Without new arrangements to supersede New START, there would not be any limits on the size or composition of the world’s two largest nuclear arsenals for the first time since 1972. Both sides recognize the danger but have not yet agreed to resume their dialogue.
“Our progress must continue beyond the New START extension,” Biden wrote June 2 in a message to the Arms Control Association. “Even as we rally the world to hold Russia accountable for its brutal and unprovoked war on Ukraine, we must continue to engage Russia on issues of strategic stability,” Biden wrote. “Today—perhaps more than any other time since the Cold War—we must work to reduce the risk of an arms race or nuclear escalation.”
For his part, Russian President Vladimir Putin said June 30 that “Russia is open to dialogue on ensuring strategic stability, preserving agreements on the non-proliferation of weapons of mass destruction, and improving the situation in arms control.”
Unfortunately, officials on both sides have equivocated on when the dialogue might resume.Delegations at the NPT Review Conference, including Japan, must be vocal and united in calling upon them to do so.
Some NPT nuclear-armed states and their allies may bemoan the fact that the environment for disarmament progress is “challenging.” We can expect some of these states will continue to claim that many past NPT commitments on disarmament have been overtaken by events. Disarmament progress has never been simple or easy, but such deflections are irresponsible.
Instead, the five nuclear-armed NPT states should acknowledge their past disarmament commitments, work with other states-parties on a pragmatic action plan that sets new benchmarks and deadlines, and pledge to act with the urgency that the grave nuclear weapons threat demands.
Notwithstanding the different views on how to fulfill past NPT commitments and obligations, nuclear-armed and non-nuclear-weapon states should cooperate on a updated disarmament action plan that could include the following elements:

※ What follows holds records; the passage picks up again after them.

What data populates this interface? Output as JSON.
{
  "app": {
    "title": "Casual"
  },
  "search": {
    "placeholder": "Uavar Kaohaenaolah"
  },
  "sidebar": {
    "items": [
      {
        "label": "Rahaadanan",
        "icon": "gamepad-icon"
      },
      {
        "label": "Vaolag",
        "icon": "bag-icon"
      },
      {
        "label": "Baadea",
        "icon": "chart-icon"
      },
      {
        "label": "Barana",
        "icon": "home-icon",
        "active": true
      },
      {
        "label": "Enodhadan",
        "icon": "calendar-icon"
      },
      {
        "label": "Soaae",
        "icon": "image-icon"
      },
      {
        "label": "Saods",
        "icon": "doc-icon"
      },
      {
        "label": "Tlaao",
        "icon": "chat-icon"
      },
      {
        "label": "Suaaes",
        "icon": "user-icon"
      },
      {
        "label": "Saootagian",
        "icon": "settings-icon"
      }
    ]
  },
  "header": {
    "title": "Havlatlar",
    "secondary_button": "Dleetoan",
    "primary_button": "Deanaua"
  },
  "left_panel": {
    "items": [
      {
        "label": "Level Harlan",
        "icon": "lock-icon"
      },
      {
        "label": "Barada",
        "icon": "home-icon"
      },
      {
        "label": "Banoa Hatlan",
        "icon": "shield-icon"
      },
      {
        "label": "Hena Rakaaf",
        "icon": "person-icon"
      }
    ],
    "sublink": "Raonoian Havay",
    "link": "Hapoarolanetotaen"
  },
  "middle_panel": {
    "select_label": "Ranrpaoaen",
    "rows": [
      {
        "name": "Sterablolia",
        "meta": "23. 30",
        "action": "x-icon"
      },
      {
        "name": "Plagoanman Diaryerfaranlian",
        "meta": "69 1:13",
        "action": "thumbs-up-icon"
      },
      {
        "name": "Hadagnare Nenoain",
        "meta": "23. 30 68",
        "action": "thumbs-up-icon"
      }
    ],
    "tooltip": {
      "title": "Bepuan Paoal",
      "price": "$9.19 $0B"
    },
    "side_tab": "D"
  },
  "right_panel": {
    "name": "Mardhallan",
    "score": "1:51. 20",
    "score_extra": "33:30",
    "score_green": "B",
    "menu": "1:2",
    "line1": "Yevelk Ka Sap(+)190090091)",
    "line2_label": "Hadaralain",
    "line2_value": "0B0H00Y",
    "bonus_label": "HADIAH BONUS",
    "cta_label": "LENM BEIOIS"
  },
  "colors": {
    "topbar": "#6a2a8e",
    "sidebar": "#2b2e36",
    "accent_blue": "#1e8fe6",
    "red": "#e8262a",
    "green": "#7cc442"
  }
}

- A call for the United States and Russia to conclude talks on New START follow-on agreements that achieve further cuts in nuclear warheads and delivery systems no later than 2025 and, pending the conclusion of such arrangements, agree not to exceed the central limits of New START until such time as they enter into force.
- A pledge by the other NPT nuclear-armed states—China, France, and the U.K.—to engage in bilateral or multilateral nuclear risk reduction talks and to agree to freeze the size of their nuclear arsenals.
- A call for NPT states to agree to begin disarmament talks in a bilateral or a multilateral format no later than 2025.
- A call for the five NPT nuclear-armed states to update their 1995 negative security assurances and to jointly or individually affirm that they will not use or threaten to use nuclear weapons against non-nuclear weapons states that are party to the NPT.
- A call for the remaining holdout states to initiate their respective processes to ratify the 1996 Comprehensive Test Ban Treaty and, pending the treaty’s entry into force, negotiate and implement new, voluntary confidence-building measures to address concerns about compliance with the treaty’s “zero-yield” prohibition.
- A call for all states to refrain from developing and deploying nuclear-armed cruise and hypersonic missiles, as other new types of warheads and delivery systems.
- A recognition that because the use of nuclear weapons would produce catastrophic humanitarian consequences, “a nuclear war cannot be won and must never be fought and no state should, under any circumstances, directly or indirectly threaten the use of nuclear weapons.”
Even if a consensus final document is not attainable due to tensions over the war in Ukraine, a supermajority of states should seek to chart the path forward through a joint declaration.
As Pope Francis cautioned when he visited Hiroshima in 2019: “The use of atomic energy for purposes of war is immoral…. Future generations will rise to condemn our failure if we spoke of peace but did not act.”
Thank you for listening.